Child Health Concerns

Child Health Concerns

Child health is a pattern that is difficult to predict and maintain globally because of the forces surrounding it. Environmental factors are associated with child health in a significant proportion because of their growing nature. However, other factors such as poverty in the underdeveloped nations affect child health and irrespective of the efforts to minimize the forces, reports from the World Health Organization indicate that child illness and death is still a health concern.

Research conducted on the influence of the environment in child health reveals that various agents and contaminants predispose children to illness. Indoor and outdoor air pollution is the leading cause of respiratory conditions. Reports indicate that more than 500,000 children die every year due to indoor air pollution (CDC, 2017). Asthma is estimated to cause more than 25,000 deaths in the world yearly (Consumer Federation of America, 2013). Poor sanitation and unsafe drinking of water forms the second barrier to child health and reports indicate that people in rural areas are at a higher risk. Children from Africa, Asia, and Latin America are affected by unsafe drinking water. Other environmental factors include exposure to vectors such as mosquitoes and chemical agents such as lead.

Poverty is a risk to child health that causes indirect suffering and illness (CDC, 2017). The poor housing conditions contribute to health risks such as fires, asphyxiation, and injury from electricity which jeopardizes child health. Statistics reveal that about five million children are treated in the emergency departments yearly due to indirect injuries such as fire and electrocution (Consumer Federation of America, 2013). There is a direct correlation between the environment and child health. Various factors in the environment are observed to hinder child health. Poverty is a factor that hinders child health in third world countries at a greater percentage.


CDC. (2017). Children’s Environmental Health. Retrieved from

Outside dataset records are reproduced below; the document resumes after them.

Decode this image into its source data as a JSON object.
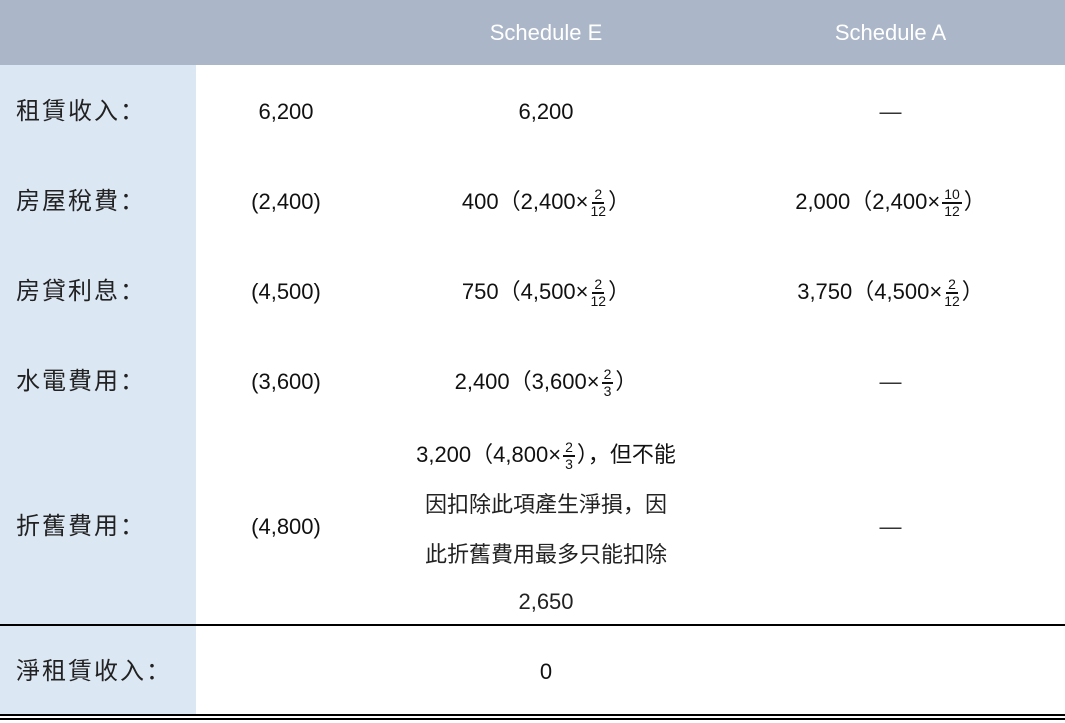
{
  "header": {
    "col0": "",
    "col1": "",
    "col2": "Schedule E",
    "col3": "Schedule A"
  },
  "colors": {
    "header_bg": "#abb7c8",
    "label_col_bg": "#dce7f4"
  },
  "rows": [
    {
      "label": "租賃收入：",
      "amount": "6,200",
      "schedule_e": {
        "value": "6,200"
      },
      "schedule_a": {
        "value": "—"
      }
    },
    {
      "label": "房屋稅費：",
      "amount": "(2,400)",
      "schedule_e": {
        "value": "400",
        "open": "（",
        "base": "2,400×",
        "num": "2",
        "den": "12",
        "close": "）"
      },
      "schedule_a": {
        "value": "2,000",
        "open": "（",
        "base": "2,400×",
        "num": "10",
        "den": "12",
        "close": "）"
      }
    },
    {
      "label": "房貸利息：",
      "amount": "(4,500)",
      "schedule_e": {
        "value": "750",
        "open": "（",
        "base": "4,500×",
        "num": "2",
        "den": "12",
        "close": "）"
      },
      "schedule_a": {
        "value": "3,750",
        "open": "（",
        "base": "4,500×",
        "num": "2",
        "den": "12",
        "close": "）"
      }
    },
    {
      "label": "水電費用：",
      "amount": "(3,600)",
      "schedule_e": {
        "value": "2,400",
        "open": "（",
        "base": "3,600×",
        "num": "2",
        "den": "3",
        "close": "）"
      },
      "schedule_a": {
        "value": "—"
      }
    },
    {
      "label": "折舊費用：",
      "amount": "(4,800)",
      "schedule_e": {
        "value": "3,200",
        "open": "（",
        "base": "4,800×",
        "num": "2",
        "den": "3",
        "close": "），但不能",
        "note_line2": "因扣除此項產生淨損，因",
        "note_line3": "此折舊費用最多只能扣除",
        "note_line4": "2,650"
      },
      "schedule_a": {
        "value": "—"
      }
    }
  ],
  "total": {
    "label": "淨租賃收入：",
    "schedule_e": "0"
  }
}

Consumer Federation of America. (June, 2013). Child Poverty, Unintentional Injuries and Food Borne Illness- consumer federation of America. Retrieved from